These arrangements gave such offence to Mr. and Mrs. Rokeby, that very speedily after becoming acquainted with them, they gave up housekeeping at the Hall, left their little girl with the nurse at the lodge, and abandoning the brother, whose very existence was a rankling thorn in their sides, to the easy rule of Mr. Watson, they went abroad with their infant boy. Little did
they anticipate the dreadful circumstances which rendered their return impossible, until, even had they desired it, they had lost all opportunity of gathering up the ties of natural and family affection which they had so cruelly cast away ; for these ambitious parents found themselves childless when they returned to England, with no descendant to gather up the title and rich inheritance which had devolved to them. Their son was dead, and the long neglected daughter also passed to a happier state of being. An original letter which had been kept within the leaves of a bible by her to whom it was addressed, written by little Barbara herself, now lies before the narrator, and this epistle, in its childlike style, presents so sweet a picture of him who by the world was accounted a fool, that it would be a shame to give its contents to our readers in any but the original form. It should be, however, remembered, that it was really penned many months after the actual death of the writer's uncle Jocelyn Barwell, and though the paper was much blotted and stained, yet it is, we trust, faithfully made out.
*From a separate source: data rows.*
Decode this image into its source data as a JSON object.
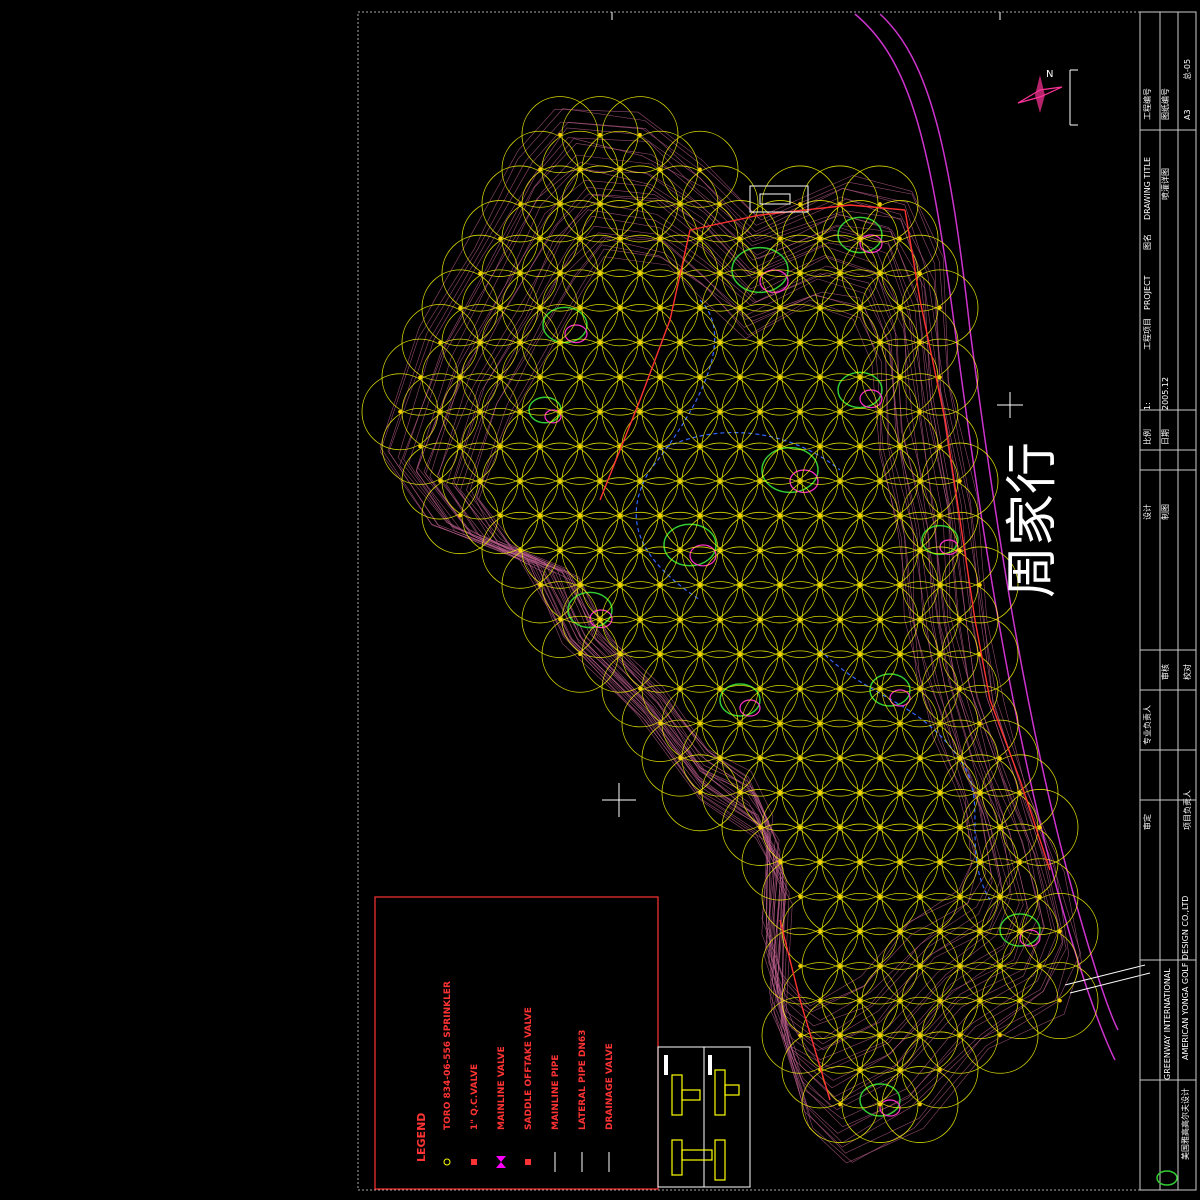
{
  "drawing": {
    "road_label": "周家行",
    "north_label": "N"
  },
  "legend": {
    "title": "LEGEND",
    "items": [
      {
        "symbol": "sprinkler-circle-icon",
        "label": "TORO 834-06-556 SPRINKLER",
        "color": "#ffff00"
      },
      {
        "symbol": "qc-valve-icon",
        "label": "1\" Q.C.VALVE",
        "color": "#ff3333"
      },
      {
        "symbol": "mainline-valve-icon",
        "label": "MAINLINE VALVE",
        "color": "#ff00ff"
      },
      {
        "symbol": "saddle-valve-icon",
        "label": "SADDLE OFFTAKE VALVE",
        "color": "#ff3333"
      },
      {
        "symbol": "mainline-pipe-icon",
        "label": "MAINLINE PIPE",
        "color": "#ff3333"
      },
      {
        "symbol": "lateral-pipe-icon",
        "label": "LATERAL PIPE DN63",
        "color": "#ff3333"
      },
      {
        "symbol": "drainage-valve-icon",
        "label": "DRAINAGE VALVE",
        "color": "#ff3333"
      }
    ]
  },
  "title_block": {
    "company_cn": "美国雅高高尔夫设计",
    "company_en": "AMERICAN YONGA GOLF DESIGN CO.,LTD",
    "intl": "GREENWAY INTERNATIONAL",
    "project_label": "工程项目",
    "project_en": "PROJECT",
    "drawing_name_label": "图名",
    "drawing_title_en": "DRAWING TITLE",
    "drawing_title_cn": "喷灌详图",
    "date_label": "日期",
    "date_value": "2005.12",
    "scale_label": "比例",
    "scale_value": "1:",
    "drawing_no_label": "工程编号",
    "drawing_no_value": "总-05",
    "sheet_label": "图纸编号",
    "sheet_value": "A3",
    "design_label": "设计",
    "draw_label": "制图",
    "check_label": "审核",
    "approve_label": "审定",
    "review_label": "校对",
    "manager_label": "项目负责人",
    "professional_label": "专业负责人"
  },
  "colors": {
    "background": "#000000",
    "sprinkler": "#ffff00",
    "contour": "#c06090",
    "green_outline": "#33cc33",
    "hazard": "#ff33cc",
    "pipe": "#ff3333",
    "drain": "#3366ff",
    "road": "#cc33cc",
    "frame": "#cccccc"
  }
}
It was dated near the end of the last century, and ran as follows:
The Letter. “You asked me, my own dear Miss Emmeline, to write you the account of all I remembered of my own beloved uncle Jocelyn; and it is to be written in order of time, you said, as things happened.
“But when I began to think how I could do that, I got puzzled, for how could I, or any one, set in order the memories of things which happened when they were almost babies ; but I will do my best, and I fear you will think my best very bad; for when I think of my own dear, dear uncle, and of those happy, happy days when I was always with him, I am fitter to cry than to write, as you expect me to do.
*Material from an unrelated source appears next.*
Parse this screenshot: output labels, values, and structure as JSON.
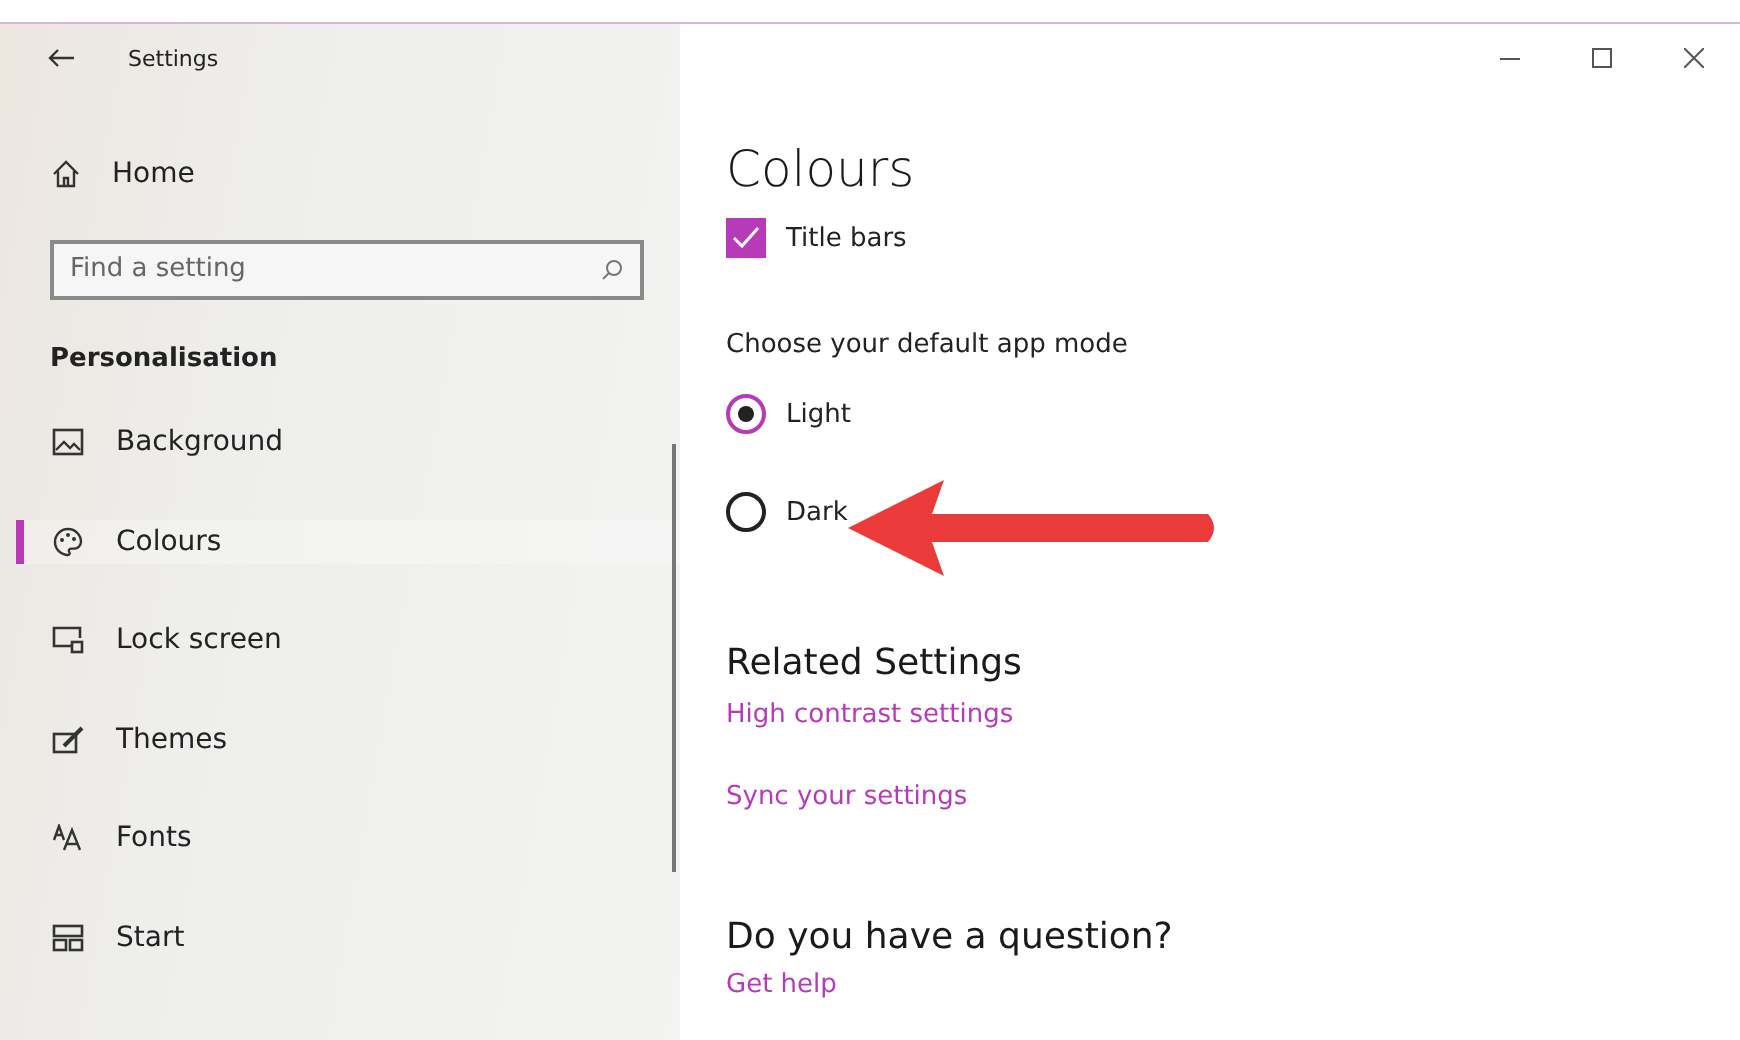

“ Then what can I say of those years which reached all along from the time I first remember, till that saddest of all times to me, when my uncle went away to see his Saviour, face to face.
“My uncle taught me never to say that any one was dead who was loved by this Saviour. 'Horace is not dead,' he always said, ‘for Jesus Christ loved him ; he was only asleep when he was taken away. I do not remember my papa and mamma and little